What is required.
If a line in the records contains the word "icon", count it; state the resulting number and nothing more.

Excerpted records.
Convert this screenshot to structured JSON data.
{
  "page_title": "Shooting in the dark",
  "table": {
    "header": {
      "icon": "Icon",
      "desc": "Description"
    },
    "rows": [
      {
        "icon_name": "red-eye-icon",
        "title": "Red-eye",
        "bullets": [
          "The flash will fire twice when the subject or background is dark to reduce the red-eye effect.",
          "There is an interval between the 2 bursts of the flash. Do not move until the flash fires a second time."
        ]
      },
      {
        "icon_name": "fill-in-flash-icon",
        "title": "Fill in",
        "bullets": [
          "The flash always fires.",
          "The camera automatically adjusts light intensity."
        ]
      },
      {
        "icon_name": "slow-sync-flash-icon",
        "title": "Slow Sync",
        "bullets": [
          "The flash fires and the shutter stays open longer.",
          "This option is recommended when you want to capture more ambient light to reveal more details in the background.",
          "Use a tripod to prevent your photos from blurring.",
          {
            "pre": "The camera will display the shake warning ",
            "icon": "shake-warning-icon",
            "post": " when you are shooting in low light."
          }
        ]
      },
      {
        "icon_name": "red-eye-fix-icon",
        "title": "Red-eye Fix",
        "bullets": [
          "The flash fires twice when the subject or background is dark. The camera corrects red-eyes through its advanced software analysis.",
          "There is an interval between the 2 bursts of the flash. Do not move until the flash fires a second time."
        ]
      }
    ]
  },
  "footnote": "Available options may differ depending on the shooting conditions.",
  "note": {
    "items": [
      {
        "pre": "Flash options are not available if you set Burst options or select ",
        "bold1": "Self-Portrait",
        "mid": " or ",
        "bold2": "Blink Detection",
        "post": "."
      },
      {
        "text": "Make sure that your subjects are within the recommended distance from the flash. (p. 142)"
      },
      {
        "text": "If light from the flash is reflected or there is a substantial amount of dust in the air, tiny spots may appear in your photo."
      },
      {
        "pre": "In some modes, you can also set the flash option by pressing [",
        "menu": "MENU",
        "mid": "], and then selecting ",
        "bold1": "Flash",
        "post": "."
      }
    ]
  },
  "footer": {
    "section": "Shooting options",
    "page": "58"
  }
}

Exercise result.
6